5) Both vonWettberg and McVaugh offer perspectives on Fairmount that others in the community have also expressed: Fairmount has not presented itself in a scrupulous way—shifting and changing its identity to evade legal parameters; it has positioned itself in relation to the community in a negative if not offensive manner with its rhetoric and assumptions. Many feel that Fairmount has been less than transparent in its general approach to Hamilton community.
6) It is clear that Colgate’s support of the project is essential for the project to go forward. President Herbst’s memo to the community of July 24 portrays this project in glowing terms
as a wonderful fit with town and the community.
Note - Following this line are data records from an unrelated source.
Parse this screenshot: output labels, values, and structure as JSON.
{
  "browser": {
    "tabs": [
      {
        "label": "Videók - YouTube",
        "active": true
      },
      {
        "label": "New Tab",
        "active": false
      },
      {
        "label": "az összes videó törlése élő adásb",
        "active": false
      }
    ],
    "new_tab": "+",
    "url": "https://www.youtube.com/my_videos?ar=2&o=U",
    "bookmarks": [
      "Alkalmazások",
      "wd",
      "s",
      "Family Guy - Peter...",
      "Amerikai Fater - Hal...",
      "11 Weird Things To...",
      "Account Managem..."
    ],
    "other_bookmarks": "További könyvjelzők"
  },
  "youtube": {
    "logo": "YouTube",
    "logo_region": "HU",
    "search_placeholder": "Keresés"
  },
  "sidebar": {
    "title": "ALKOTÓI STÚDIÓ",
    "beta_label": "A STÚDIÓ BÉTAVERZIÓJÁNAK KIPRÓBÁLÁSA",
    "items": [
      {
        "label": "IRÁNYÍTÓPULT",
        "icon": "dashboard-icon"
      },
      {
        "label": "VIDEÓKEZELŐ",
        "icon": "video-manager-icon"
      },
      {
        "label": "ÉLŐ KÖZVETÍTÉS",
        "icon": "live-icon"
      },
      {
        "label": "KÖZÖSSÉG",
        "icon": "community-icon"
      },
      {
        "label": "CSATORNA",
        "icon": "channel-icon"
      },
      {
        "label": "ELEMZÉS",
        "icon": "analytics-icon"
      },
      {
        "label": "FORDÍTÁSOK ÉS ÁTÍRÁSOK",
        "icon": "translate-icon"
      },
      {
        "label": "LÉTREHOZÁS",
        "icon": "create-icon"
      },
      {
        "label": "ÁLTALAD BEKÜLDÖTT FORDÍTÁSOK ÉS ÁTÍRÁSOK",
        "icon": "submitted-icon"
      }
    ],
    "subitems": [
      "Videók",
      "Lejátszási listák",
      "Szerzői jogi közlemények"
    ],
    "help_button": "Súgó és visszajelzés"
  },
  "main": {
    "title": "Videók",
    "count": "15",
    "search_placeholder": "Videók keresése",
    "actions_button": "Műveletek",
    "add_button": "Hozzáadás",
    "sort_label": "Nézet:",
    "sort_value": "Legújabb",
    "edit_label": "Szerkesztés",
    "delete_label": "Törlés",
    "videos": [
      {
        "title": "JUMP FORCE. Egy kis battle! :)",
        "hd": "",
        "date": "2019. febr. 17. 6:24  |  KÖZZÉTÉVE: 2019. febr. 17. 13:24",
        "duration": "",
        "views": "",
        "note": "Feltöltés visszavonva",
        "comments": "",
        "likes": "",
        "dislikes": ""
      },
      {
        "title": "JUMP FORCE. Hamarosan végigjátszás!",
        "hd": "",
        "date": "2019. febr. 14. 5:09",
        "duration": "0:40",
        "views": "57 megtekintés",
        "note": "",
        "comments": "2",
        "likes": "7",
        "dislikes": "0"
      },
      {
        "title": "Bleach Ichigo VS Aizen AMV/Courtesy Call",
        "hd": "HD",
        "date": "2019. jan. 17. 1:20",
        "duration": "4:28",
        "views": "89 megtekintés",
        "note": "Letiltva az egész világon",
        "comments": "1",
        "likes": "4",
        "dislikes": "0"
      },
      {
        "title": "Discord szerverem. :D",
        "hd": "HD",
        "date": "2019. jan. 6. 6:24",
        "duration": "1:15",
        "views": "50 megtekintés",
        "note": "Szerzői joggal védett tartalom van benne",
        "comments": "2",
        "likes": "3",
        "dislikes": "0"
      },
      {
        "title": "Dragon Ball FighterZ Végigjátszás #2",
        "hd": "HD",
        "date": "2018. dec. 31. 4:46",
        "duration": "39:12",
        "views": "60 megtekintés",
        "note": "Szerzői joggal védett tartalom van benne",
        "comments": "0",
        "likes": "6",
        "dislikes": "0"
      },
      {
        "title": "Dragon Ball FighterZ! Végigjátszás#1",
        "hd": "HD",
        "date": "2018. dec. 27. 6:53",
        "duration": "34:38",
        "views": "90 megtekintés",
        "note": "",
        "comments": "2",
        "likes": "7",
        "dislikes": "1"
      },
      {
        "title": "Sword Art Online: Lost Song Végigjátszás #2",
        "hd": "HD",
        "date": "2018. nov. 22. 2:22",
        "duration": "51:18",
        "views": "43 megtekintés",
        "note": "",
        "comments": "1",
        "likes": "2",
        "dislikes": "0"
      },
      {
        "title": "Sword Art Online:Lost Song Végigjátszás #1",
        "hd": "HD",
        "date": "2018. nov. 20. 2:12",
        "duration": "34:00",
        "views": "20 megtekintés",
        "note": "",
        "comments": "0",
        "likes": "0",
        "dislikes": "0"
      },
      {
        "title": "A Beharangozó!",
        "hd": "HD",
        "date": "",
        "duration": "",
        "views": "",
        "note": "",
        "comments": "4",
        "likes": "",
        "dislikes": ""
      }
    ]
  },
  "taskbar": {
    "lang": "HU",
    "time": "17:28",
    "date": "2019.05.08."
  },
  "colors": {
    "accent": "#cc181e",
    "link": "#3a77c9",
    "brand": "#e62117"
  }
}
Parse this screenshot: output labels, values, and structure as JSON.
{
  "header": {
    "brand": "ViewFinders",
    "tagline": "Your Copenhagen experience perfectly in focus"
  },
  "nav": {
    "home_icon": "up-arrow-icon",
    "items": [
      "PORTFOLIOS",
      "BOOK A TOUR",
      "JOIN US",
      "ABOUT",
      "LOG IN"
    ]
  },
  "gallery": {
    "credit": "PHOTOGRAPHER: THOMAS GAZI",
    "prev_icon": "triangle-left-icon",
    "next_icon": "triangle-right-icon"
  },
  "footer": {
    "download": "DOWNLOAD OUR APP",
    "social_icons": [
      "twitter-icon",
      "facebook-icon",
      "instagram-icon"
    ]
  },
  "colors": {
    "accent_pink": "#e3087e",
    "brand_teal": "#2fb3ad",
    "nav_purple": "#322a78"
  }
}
Yet, given the serious and thoughtful concerns and admonitions from many places in the community (I use McVaugh and von Wettberg as representative voices here), it strikes me that this is not a time for Colgate to embrace this project without serious listening and reflection to the many seasoned voices of assessment and critique.
In my 34 years at Colgate, I’ve seen Colgate engage in superb building and restoration projects that have contributed greatly to the village, town, community and region. The Colgate Bookstore, the Movie Theater, and the Barge among them. But, I’ve also seen Colgate rethink and retract what were fast and furious plans, for example, in 1990, when the university was going to build 2 dorms and a dining hall on the Merrill House Lawn. In rethinking that project the university made a wise and creative decision to add 2 grand dorms adjacent to Frank Dining Hall.
In short, Colgate’s leadership in this moment is crucial and I among many— both on the faculty and in the town— are counting on Colgate to rethink its support of this project.
It seems clear from the McVaugh/von Wettberg representative perspectives that the Fairmount projected projects—both at the Wayne’s Market site and the lots adjacent to Oneida Savings Bank
are not well-suited to our village, town, and community. The projects disrupt the delicate social/economic/geographic eco-system of our community and town. McVaugh has aptly used the term “blight” and many people in the community concur—this would be a blight on our small,
cohesive, complex community.
I urge the Planning Board and the Zoning Board of Appeals and Colgate to consider the problems with this proposed project with a sense of the long term impact on our community.